Although students, parents, and faculty may not be able to enjoy live sports on television every night, the Sports Business Forum provides them with the opportunity to engage with a different aspect of the sports world. “I like to look at the silver lining for everything,” Marc Cornstein ‘88, P ‘24, the host of the forum, said. “Maybe this forum can provide that silver lining for many students.”
Cornstein hosts the forum every Tuesday from 4-5 p.m. on Zoom. With the increase in downtime created by the switch to online school, Cornstein thought it would be helpful for members of the community who are interested in sports or business to have a space to hear from people in those industries, he said. He hopes that students who attend the meetings will learn something new, have a chance to communicate with people they wouldn’t have otherwise, and be both inspired and motivated by any of the speakers’ responses, he said.
Each meeting, Cornstein invites a new guest speaker. He hopes to invite speakers who will bring diverse backgrounds and viewpoints to the table so that students can have the opportunity to hear about all aspects of the sports industry, he said.
The guest speaker for the second meeting, held last Tuesday, was David Griffin, Executive Vice President of Basketball Operations for the New Orleans Pelicans, and former General Manager of the Cleveland Cavaliers. Griffin won a title in Cleveland with LeBron James, and now works with Zion Williamson, the first overall pick in the 2019 NBA Draft, who currently plays for the Pelicans. Over 70 people joined the Zoom meeting
Cornstein kicked off the event by asking Griffin what it takes to build a championship team and what it is like to manage basketball superstars. “We tried to build a family that loved each other enough to tell each other what they need to hear, not what they want to hear,” Griffin said in response.
Griffin covered a variety of topics, ranging from how to deal with player injuri e s to how he felt when James returned to the Cavaliers in 2018. When asked to compare managing James versus Williamson, he answered that the two didn’t share many similarities. “In the case of LeBron, he taught me what leadership was like—he was already a fully-formed champion,” Griffin said. “For Zion, I hope to create an environment to raise him to be like LeBron when he came back [to Cleveland]. Zion sees and feels the game like LeBron does, but he isn’t skilled enough to act on it yet, but he is [also] the most selfless superstar I’ve ever been around.”
S p o r t s business has always interested Ben Chasin (11), so he thought that the forum would be a great learning opportunity, he said. During the forum, Ch a s in discovered that having a job like G r i f f i n ’ s requires starting from the bottom and working one’s way up, he said. He was particularly intrigued by Griffin’s conversation about wanting to keep Williamson happy so that he would want to re-sign with the Pelicans when the time comes, he said.
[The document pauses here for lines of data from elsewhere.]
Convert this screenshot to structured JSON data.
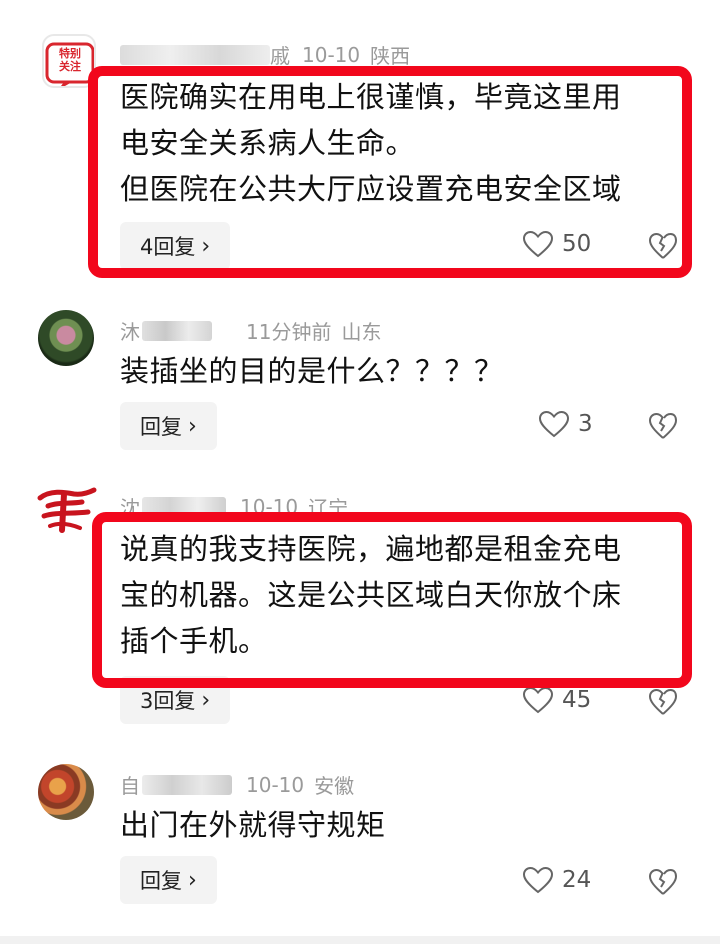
{
  "comments": [
    {
      "user_suffix": "戚",
      "time": "10-10",
      "location": "陕西",
      "badge_line1": "特别",
      "badge_line2": "关注",
      "lines": [
        "医院确实在用电上很谨慎，毕竟这里用",
        "电安全关系病人生命。",
        "但医院在公共大厅应设置充电安全区域"
      ],
      "reply_label": "4回复",
      "likes": "50"
    },
    {
      "user_prefix": "沐",
      "time": "11分钟前",
      "location": "山东",
      "lines": [
        "装插坐的目的是什么？？？？"
      ],
      "reply_label": "回复",
      "likes": "3"
    },
    {
      "user_prefix": "沈",
      "time": "10-10",
      "location": "辽宁",
      "lines": [
        "说真的我支持医院，遍地都是租金充电",
        "宝的机器。这是公共区域白天你放个床",
        "插个手机。"
      ],
      "reply_label": "3回复",
      "likes": "45"
    },
    {
      "user_prefix": "自",
      "time": "10-10",
      "location": "安徽",
      "lines": [
        "出门在外就得守规矩"
      ],
      "reply_label": "回复",
      "likes": "24"
    }
  ],
  "ui": {
    "reply_chevron": "›",
    "highlight_color": "#f2071c"
  }
}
Coach Ronnie Beller was surprised to hear that making a superstar feel at home was of more value to Griffin than promising the player something in return for joining the team, he said. “Team building, the dynamic of the team, selflessness— everything about the family atmosphere that he stressed was really important,” Beller said.
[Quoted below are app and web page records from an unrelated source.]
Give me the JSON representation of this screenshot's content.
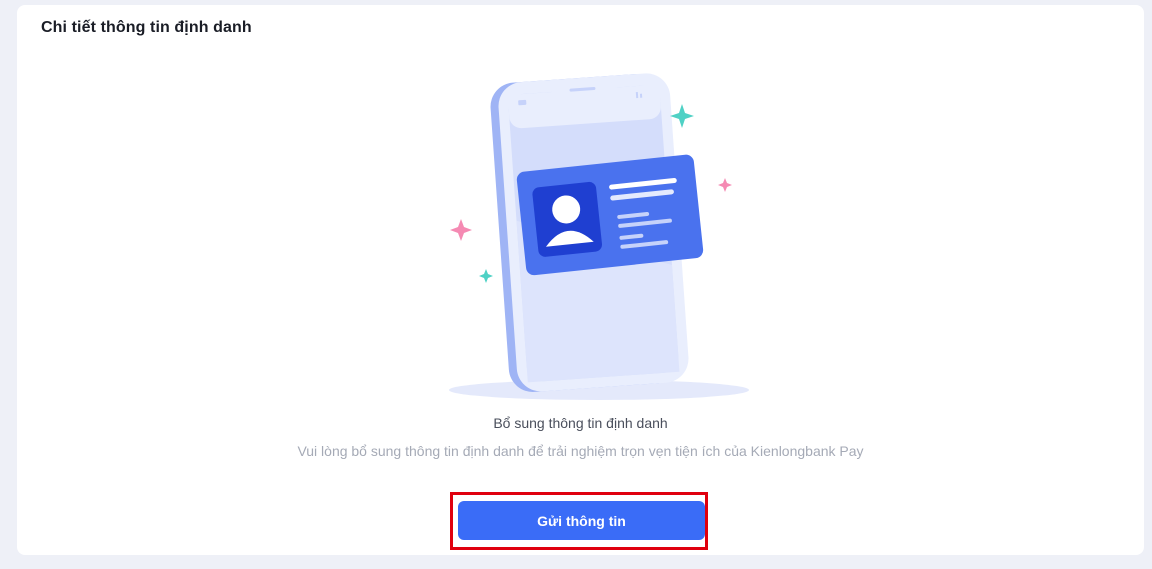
{
  "card": {
    "title": "Chi tiết thông tin định danh"
  },
  "empty_state": {
    "illustration_icon": "phone-id-card-icon",
    "subtitle": "Bổ sung thông tin định danh",
    "description": "Vui lòng bổ sung thông tin định danh để trải nghiệm trọn vẹn tiện ích của Kienlongbank Pay"
  },
  "actions": {
    "submit_label": "Gửi thông tin"
  },
  "colors": {
    "accent": "#3a6cf7",
    "highlight": "#e0000e",
    "page_bg": "#eef0f7"
  }
}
Head of Middle Division Javaid Khan ‘92, an avid fan of both basketball and Lebron James, enjoyed attending the meeting. “To hear from a basketball mind, with the level of experience David Griffin has, [was] a level of access that I could not pass up, and that Horace Mann is lucky to have,” he said.
Eddie Mantz (11) attended the meeting because he knew that Griffin is one of the top-ranked general managers in the league. “It takes a lot of hard work and dedication to get to the point he is at—you have to learn to overcome the obstacles you are going to face,” Mantz said.
Griffin advised young people, especially those interested in pursuing a career in sports, to remember the importance of passion and determination in every walk of life. “Do the thing you’re most passionate about, whatever speaks to you,” he said. As for entering the sports industry, Griffin recommended being proactive and interactive, he said. Creating connections by volunteering at high school or college programs is important because students can meet new coaches and mentors, he said.
Attendees are already showing their interest in joining future meetings. Khan said that he is definitely planning on attending again. “As a sports fan, I am all too eager to see what Mr. Cornstein comes up with next.”